Economic Analysis of Rural Towns presented to Galway County Council by Teagasc Head of Rural Economy and Development
Teagasc Head of Rural Economy and Development, Prof Cathal O’Donoghue was invited today, Monday, 24 February, to present research undertaken as part of Teagasc’s research support of the Commission for the Economic Development of Rural Areas (CEDRA) to a meeting of Galway County Council.
At this meeting Prof O’Donoghue said that “small and medium sized towns have been affected to a greater extent by the economic downturn, with unemployment increasing by 193% in towns under 10,000 inhabitants compared with 115% in cities and 150% nationally”.
He noted in his address that:
- Education levels are lower than the national average in small and medium sized towns and the open countryside.
- Small and medium sized towns and the open countryside are disproportionally reliant on declining industrial sectors (construction, manufacturing industry).
- Poverty rates are higher in small and medium sized towns.
- The share of working age households with no one in work (jobless households) is 20% higher than the national average at 31%.
In his presentation he commented specifically in relation to Galway towns.

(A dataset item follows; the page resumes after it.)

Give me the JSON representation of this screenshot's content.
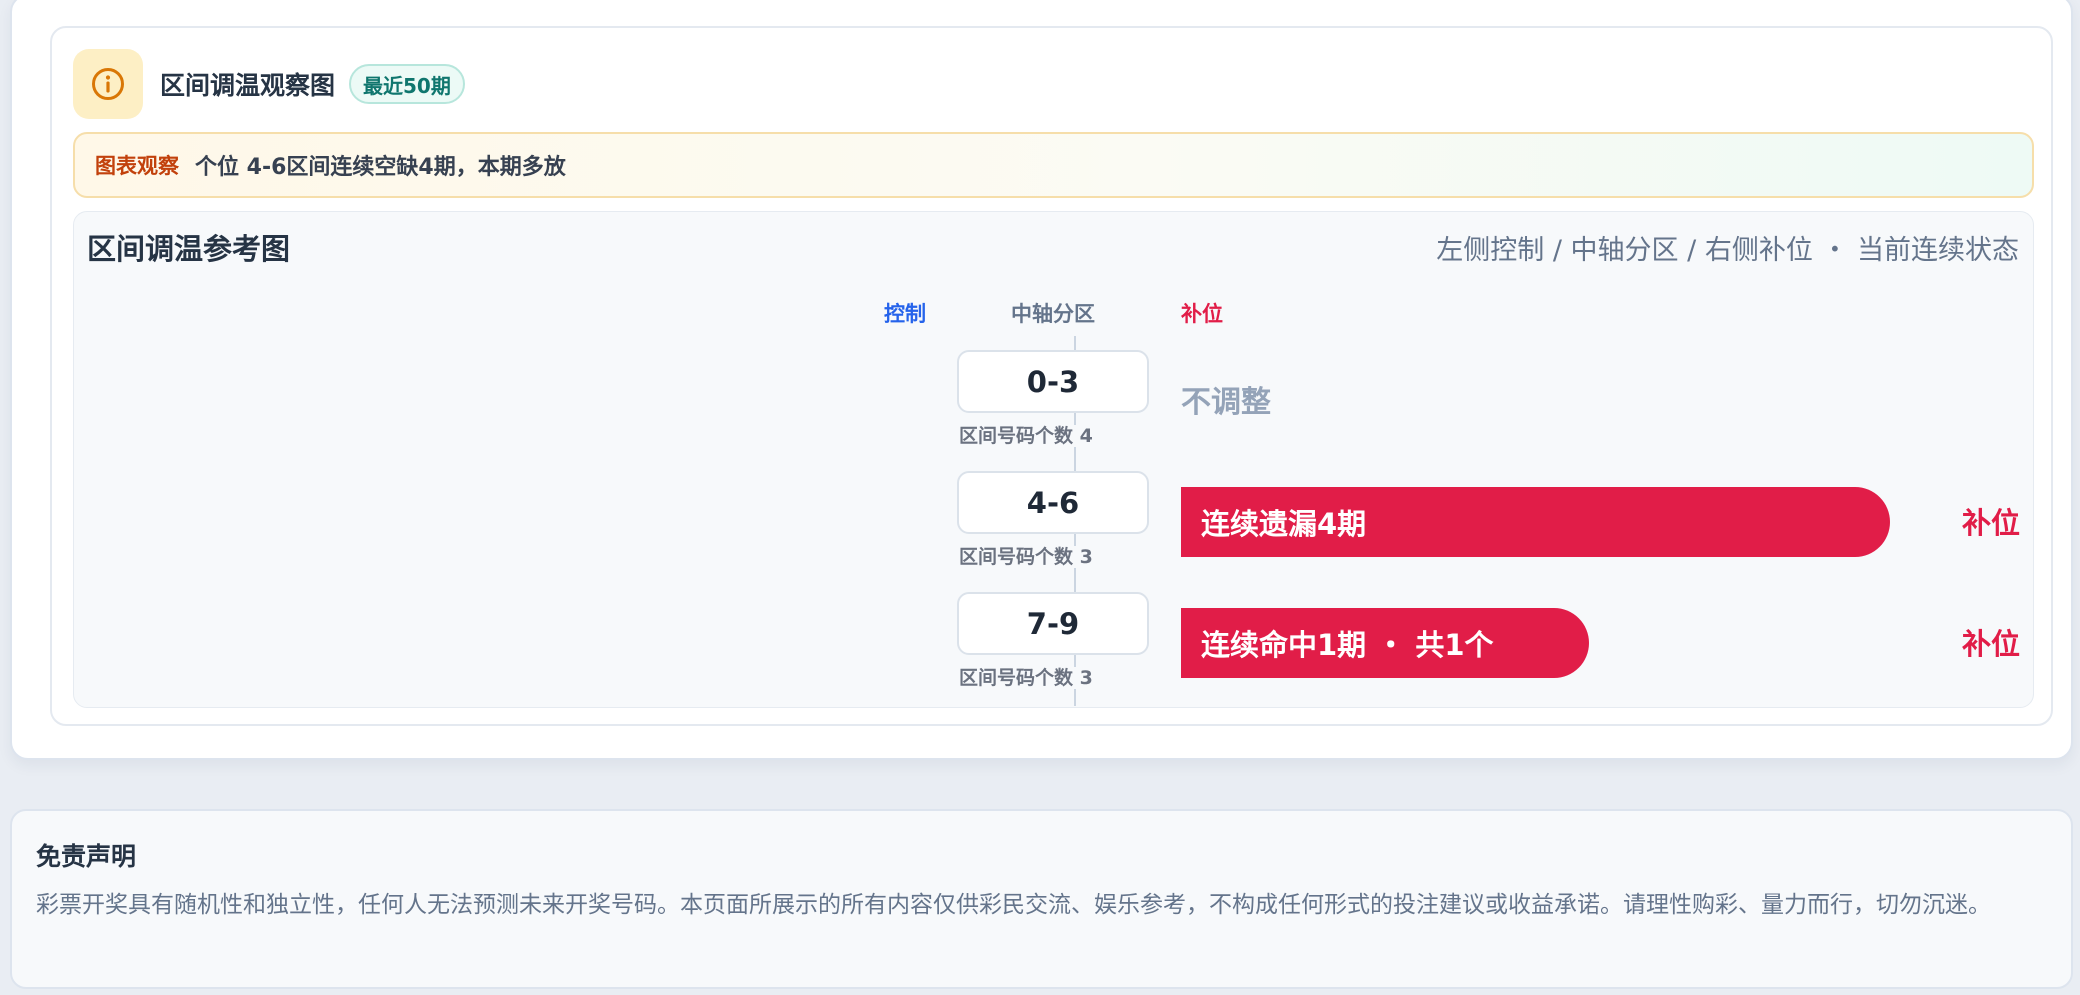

As part of a Teagasc study, where towns were ranked in relation to unemployment and emigration, a number of facts emerged:
- Galway has some of the top towns nationally under this measure with Clarinbridge, Barna, Carnmore, Clifden, Craughwell and Oranmore all in the top 10 per cent of towns. Most of these towns are commuter towns and reflect Galway’s economic strength.
- GBallinasloe and Rossaveal are in the bottom 20 per cent.
- GGort, however, having been just outside the top 10% in 2006 and 2002 are now in the bottom 10% in the country having lost 350 jobs and lost 15% of its working population during the crisis.
He noted particularly the significant impact of the downturn in Gort which has fallen in these rankings more than any other town in the country. Gort’s decline mirrors, but magnifies the decline seen nationally due to:
- An over reliance on construction prior to the crash.
- An unsustainable increase in economic activity over a short period.
- An unsustainably fast population and housing rise prior to 2006.
However, he highlighted that Gort’s historical ranking reflects an underlying historical strength in terms of its economic potential and so has the attributes to grow again if the right decisions are made.
It is at the centre point of a high education axis that follows the road between Limerick and Galway, and is thus a rural area with relatively high human capital. This geographic position is also reflected in excellent, road, rail and airport links as well as close proximity to major tourism assets such as the Burren, Coole Park, Galway Bay and Lough Derg. Indeed geologically, Gort forms part of the Burren lowlands. Gort also has a significant cultural heritage as a central location within the Celtic revival movement at the turn of the last century.
Teagasc are working with community leaders in Gort and the surrounding Burren lowlands of South Galway and North Clare as part of its CEDRA plus project to revitalise the area economically.
He highlighted the need for dedicated policies and specific actions targeted at the economic development of small and medium sized towns and welcomed the new role that local authorities will play in relation to rural economic development and looks forward to publication of the report of the Commission for the Economic Development of Rural Areas (CEDRA).